Nafis was arrested in October 2012 by the FBI and the New York Police Department after a joint undercover sting operation, which ended when he tried to detonate a 1,000-pound bomb from a nearby hotel room with a cellphone. Authorities said no real danger existed, because the explosives were bogus and the "terrorist operatives" were working for the FBI.
The defendant had said in a five-page typed letter to Judge Carol Bagley Amon that he no longer believed in radical Islam.
"My actions are inexcusable and cowardly," he wrote. "After giving a deep thought, I truly hate my actions, and I know that I will never pursue such behavior again that is not only un-Islamic, but also destroyed my family and my life."
He was charged in October with attempting to use a weapon of mass destruction and attempting to provide material support to al-Qaida. He pleaded guilty in February.
Nafis told the judge he had a stammering problem and no real friends in his native country.
"For being a very simple guy, I fall for people very easily," he wrote in explaining how he fell in with a group of radical students at his university there. "I was becoming religious but never realized that I was misguided slowly but surely with the wrong teachings of Islam."
He originally came to the United States to study cybersecurity at Southeast, where he also became vice president of the school's Muslim student association. But he was put on probation because of poor grades, he said, and came to New York to find a job. While in New York, he discovered a woman he cared about back in Bangladesh was cheating on him, he said.
It made him suicidal, which is forbidden in his religion, he said, and pushed him over the edge.
Authorities say Nafis adopted increasingly more radical views and began using Facebook and other social media to seek support for a terror attack. One of his contacts turned out to be a government informant who notified authorities.
While under investigation, Nafis spoke of his admiration for Osama bin Laden and talked of writing an article about his plot for an al-Qaida-affiliated magazine. He also talked about wanting to kill President Barack Obama and bomb the New York Stock Exchange, officials said.
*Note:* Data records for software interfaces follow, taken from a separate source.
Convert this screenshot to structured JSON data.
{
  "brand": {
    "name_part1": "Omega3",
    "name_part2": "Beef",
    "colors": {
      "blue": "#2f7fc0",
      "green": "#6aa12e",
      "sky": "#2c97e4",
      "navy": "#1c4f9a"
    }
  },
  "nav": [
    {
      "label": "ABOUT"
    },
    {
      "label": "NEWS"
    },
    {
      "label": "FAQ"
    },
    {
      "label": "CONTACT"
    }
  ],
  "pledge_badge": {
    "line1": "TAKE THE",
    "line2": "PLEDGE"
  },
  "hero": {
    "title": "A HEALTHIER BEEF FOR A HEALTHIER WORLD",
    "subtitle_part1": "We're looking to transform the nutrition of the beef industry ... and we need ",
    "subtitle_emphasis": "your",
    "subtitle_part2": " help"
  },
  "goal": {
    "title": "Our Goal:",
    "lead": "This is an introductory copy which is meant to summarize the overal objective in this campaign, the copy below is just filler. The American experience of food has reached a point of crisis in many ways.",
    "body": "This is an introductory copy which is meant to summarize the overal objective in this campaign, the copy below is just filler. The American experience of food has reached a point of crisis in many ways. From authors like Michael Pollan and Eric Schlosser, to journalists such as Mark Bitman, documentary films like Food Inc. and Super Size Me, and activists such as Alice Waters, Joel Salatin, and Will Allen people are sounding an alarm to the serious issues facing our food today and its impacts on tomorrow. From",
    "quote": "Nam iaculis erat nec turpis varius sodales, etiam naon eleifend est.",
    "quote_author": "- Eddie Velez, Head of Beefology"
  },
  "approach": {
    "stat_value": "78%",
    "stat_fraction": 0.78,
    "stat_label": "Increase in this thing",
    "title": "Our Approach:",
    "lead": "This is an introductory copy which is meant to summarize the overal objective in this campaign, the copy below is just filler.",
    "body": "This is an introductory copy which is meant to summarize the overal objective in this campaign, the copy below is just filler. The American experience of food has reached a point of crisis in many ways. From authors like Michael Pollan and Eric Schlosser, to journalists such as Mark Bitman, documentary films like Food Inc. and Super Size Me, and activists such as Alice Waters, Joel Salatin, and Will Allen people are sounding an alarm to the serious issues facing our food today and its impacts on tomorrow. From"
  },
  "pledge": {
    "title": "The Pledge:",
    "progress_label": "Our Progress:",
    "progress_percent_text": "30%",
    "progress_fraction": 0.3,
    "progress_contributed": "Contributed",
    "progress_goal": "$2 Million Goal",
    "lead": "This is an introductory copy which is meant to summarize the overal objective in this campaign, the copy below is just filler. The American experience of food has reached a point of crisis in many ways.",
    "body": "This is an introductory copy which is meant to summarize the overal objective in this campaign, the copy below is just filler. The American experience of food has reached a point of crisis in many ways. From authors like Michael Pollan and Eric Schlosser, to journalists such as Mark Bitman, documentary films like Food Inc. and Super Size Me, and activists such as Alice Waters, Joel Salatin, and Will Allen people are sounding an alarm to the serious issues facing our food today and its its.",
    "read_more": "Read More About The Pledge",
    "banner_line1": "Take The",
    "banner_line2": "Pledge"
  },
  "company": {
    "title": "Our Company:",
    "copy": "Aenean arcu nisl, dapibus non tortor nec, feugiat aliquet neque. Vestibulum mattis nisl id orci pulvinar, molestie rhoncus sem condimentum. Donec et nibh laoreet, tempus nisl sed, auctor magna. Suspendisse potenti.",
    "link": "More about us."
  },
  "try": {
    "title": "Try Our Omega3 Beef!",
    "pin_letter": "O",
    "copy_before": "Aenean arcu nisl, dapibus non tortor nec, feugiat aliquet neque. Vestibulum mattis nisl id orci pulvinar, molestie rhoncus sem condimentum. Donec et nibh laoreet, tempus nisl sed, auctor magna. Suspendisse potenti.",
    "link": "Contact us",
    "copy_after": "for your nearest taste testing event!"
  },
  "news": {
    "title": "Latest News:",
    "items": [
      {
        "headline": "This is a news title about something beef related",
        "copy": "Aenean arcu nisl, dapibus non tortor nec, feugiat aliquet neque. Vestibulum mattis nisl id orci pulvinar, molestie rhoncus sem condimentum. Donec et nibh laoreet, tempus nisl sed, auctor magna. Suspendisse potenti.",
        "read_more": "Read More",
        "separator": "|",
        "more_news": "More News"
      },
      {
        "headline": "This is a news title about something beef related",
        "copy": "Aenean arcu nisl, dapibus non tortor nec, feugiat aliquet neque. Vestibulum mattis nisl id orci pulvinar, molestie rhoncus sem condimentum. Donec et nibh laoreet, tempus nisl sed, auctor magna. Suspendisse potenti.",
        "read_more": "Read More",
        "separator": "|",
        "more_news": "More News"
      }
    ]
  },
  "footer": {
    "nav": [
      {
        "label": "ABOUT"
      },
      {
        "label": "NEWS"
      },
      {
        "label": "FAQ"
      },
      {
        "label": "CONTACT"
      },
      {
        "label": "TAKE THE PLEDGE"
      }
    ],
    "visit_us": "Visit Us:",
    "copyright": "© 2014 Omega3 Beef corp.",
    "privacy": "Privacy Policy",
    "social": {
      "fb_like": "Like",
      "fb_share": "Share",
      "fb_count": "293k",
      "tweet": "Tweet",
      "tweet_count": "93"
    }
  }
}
As the plot progressed, Nafis selected his target, drove a van loaded with dummy explosives to the door of the bank and tried to set off the bomb from a hotel room using a cellphone he thought had been rigged as a detonator, authorities said. No one was ever actually in danger because the explosives were fakes provided by the government.
Nafis said he has been shown great kindness while in the U.S. -- and in prison. "Everybody is very respectful towards religion," he wrote. He has been allowed to pray, and given halal food and fresh fruits.
"Truly after being in prison, my viewpoints toward America has really changed," he said. "I want to say to Your Honor that I love Americans."
His parents, who live in Dhaka, pleaded for mercy in letters to the judge. His mother, Rokeya Siddiqui, described her son as shy, ridiculed and unfocused. He was, she said, "just a kid." "He doesn't have any idea around the world."